__Problem to work on__
Reproduce the records below in their entirety, exactly as shown.

:: Supplied material

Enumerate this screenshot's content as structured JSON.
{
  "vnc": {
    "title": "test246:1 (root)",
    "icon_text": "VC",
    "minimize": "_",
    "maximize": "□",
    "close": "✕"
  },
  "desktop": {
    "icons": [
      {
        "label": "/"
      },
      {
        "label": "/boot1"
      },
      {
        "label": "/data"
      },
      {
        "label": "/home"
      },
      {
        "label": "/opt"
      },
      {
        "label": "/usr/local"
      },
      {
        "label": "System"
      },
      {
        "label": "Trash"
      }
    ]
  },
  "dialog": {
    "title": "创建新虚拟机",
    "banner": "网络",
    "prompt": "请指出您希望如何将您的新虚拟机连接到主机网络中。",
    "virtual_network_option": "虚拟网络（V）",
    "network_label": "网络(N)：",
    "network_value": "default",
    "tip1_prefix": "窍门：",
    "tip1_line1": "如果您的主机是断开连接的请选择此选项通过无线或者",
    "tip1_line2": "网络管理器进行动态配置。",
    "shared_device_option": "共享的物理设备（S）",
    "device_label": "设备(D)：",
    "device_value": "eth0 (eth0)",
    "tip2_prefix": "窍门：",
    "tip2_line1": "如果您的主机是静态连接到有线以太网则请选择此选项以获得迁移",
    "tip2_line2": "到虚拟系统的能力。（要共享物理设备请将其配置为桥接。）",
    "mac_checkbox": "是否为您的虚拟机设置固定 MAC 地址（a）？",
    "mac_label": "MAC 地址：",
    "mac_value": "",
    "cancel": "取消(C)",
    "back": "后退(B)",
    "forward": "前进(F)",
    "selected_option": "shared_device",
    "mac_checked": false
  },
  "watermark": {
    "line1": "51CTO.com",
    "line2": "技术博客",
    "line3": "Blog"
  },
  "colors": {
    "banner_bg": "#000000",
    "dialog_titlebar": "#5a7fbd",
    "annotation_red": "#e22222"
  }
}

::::

__Task output__
Enumerate this screenshot's content as structured JSON.
{
  "vnc": {
    "title": "test246:1 (root)",
    "icon_text": "VC",
    "minimize": "_",
    "maximize": "□",
    "close": "✕"
  },
  "desktop": {
    "icons": [
      {
        "label": "/"
      },
      {
        "label": "/boot1"
      },
      {
        "label": "/data"
      },
      {
        "label": "/home"
      },
      {
        "label": "/opt"
      },
      {
        "label": "/usr/local"
      },
      {
        "label": "System"
      },
      {
        "label": "Trash"
      }
    ]
  },
  "dialog": {
    "title": "创建新虚拟机",
    "banner": "网络",
    "prompt": "请指出您希望如何将您的新虚拟机连接到主机网络中。",
    "virtual_network_option": "虚拟网络（V）",
    "network_label": "网络(N)：",
    "network_value": "default",
    "tip1_prefix": "窍门：",
    "tip1_line1": "如果您的主机是断开连接的请选择此选项通过无线或者",
    "tip1_line2": "网络管理器进行动态配置。",
    "shared_device_option": "共享的物理设备（S）",
    "device_label": "设备(D)：",
    "device_value": "eth0 (eth0)",
    "tip2_prefix": "窍门：",
    "tip2_line1": "如果您的主机是静态连接到有线以太网则请选择此选项以获得迁移",
    "tip2_line2": "到虚拟系统的能力。（要共享物理设备请将其配置为桥接。）",
    "mac_checkbox": "是否为您的虚拟机设置固定 MAC 地址（a）？",
    "mac_label": "MAC 地址：",
    "mac_value": "",
    "cancel": "取消(C)",
    "back": "后退(B)",
    "forward": "前进(F)",
    "selected_option": "shared_device",
    "mac_checked": false
  },
  "watermark": {
    "line1": "51CTO.com",
    "line2": "技术博客",
    "line3": "Blog"
  },
  "colors": {
    "banner_bg": "#000000",
    "dialog_titlebar": "#5a7fbd",
    "annotation_red": "#e22222"
  }
}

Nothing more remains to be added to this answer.